The Facebook logo features a “B” on a light blue shield set on a darker blue circle. The post received 861 comments along with a statement from the college’s President Stephen Briggs posted last week.
In his comment he thanks the Berry community for still being passionate about the college and apologized for releasing the logo without context or strategy. The logo is meant to be an update and combines several elements of Berry’s heritage Briggs said.
The “B” is styled after the hand carved “B” found on the Ford buildings. The shield is also found on the Ford buildings and is a part of the college’s seal. The blues are off-set, which was inspired by the Ford reflecting pools.
Briggs went on to say in his comment that students, alumni, faculty, staff and board members were focus-grouped as a part of the branding process, and their reactions were positive when they saw the logo in context. He added alumni will be given the chance to learn more about the rebranding process in early January. He concluded his post by asking for the Berry community to give the college a second chance to reintroduce the logo along with context and strategy.
Around the time Briggs comment was posted on Facebook, change.org petitions was launched by an unnamed individual who is requesting Berry College change the logo and bring back its old one. The petition currently has garnered over 3,000 signatures in a week, which is well over the halfway mark to its goal of 5,000.
A more recent statement from Berry announced the new logo will be introduced on the website and in print materials over the next few months. The new logo is meant to compliment, not replace the Berry seal, it said. Another statement from Briggs was also included in the statement.
“In changing our logo, we regret not paying sufficient attention to how it should be introduced and used as an abbreviated mark for social media,” Briggs said. “As a result, there is understandable confusion about what is being replaced and the color palette available with the new mark.

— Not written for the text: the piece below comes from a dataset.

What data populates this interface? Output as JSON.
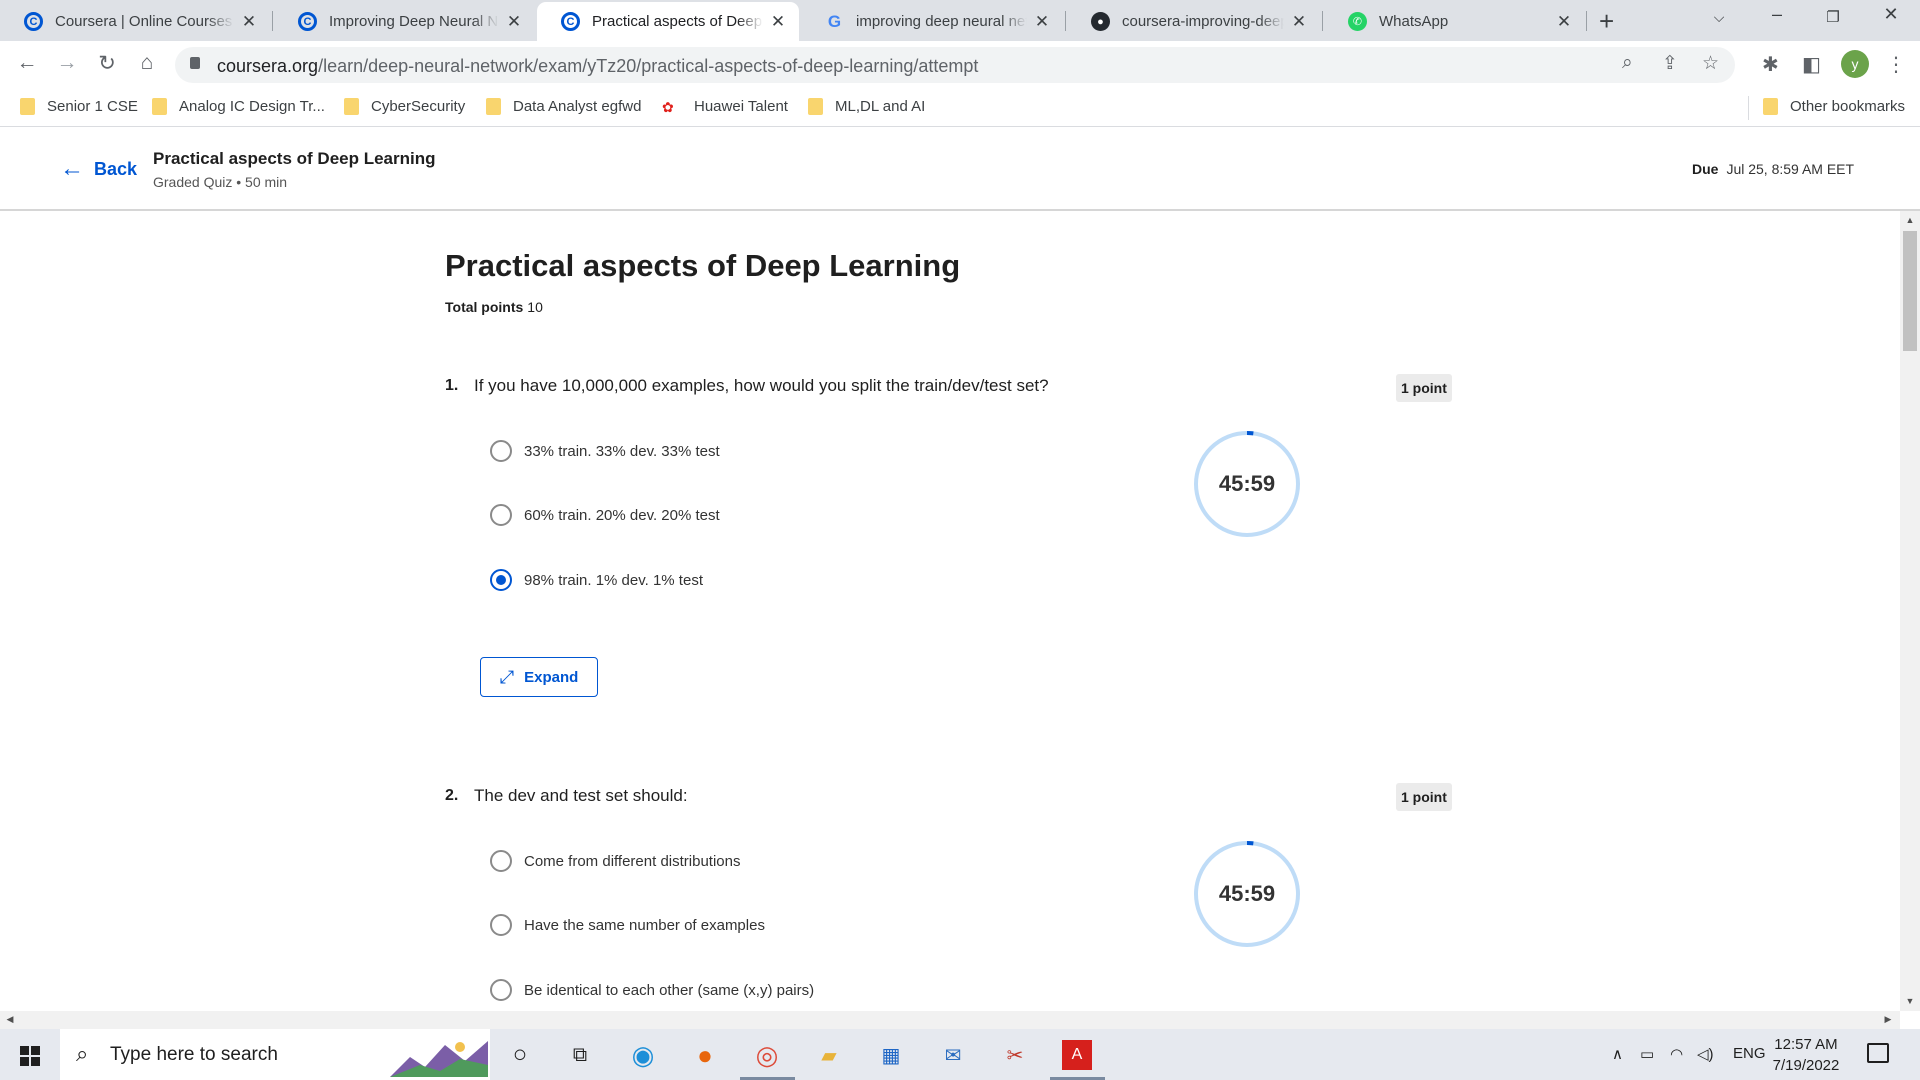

The new heritage logo replaces the ‘experience it firsthand’ and block Berry logo.”
Jonathan Purser, president of the Berry Alumni Council, said he thinks it is wise for an organization to rebrand itself every now and then in order to stay relevant to the audiences they are trying to reach.
“Folks have every right to be passionate about an institution they love,” he said.
Purser said he understands people are divided over this issue, mentioning he had dinner with a friend recently who disliked the logo, but feels there has been a misunderstanding. Purser said he saw a presentation of the rebranding in the spring and fall and honestly believes the college is just rebranding to stay relevant. He feels if the introduction had been handled a little better there would not be as much opposition.
When signing the petition signers were able to express why they disliked the logo. Here are a few of complaints from the Return the Berry College Logo to its Previous State petition:
“As a Third Generation Berry Alumni, our family recognizes the Tradition and Legacy of our Berry heritage. Cartoon logos are fine for some of the sports programs, but for a school that is referred to by many as a Southern Ivy League school, we should stick with our traditional Logo,” Eric Kines wrote.
“I love Berry College and feel this logo looks cheap and cartoonish. The color combination is unsettling,” Meaghan Walters wrote.
“This logo does not represent Berry,” Fran Myers wrote.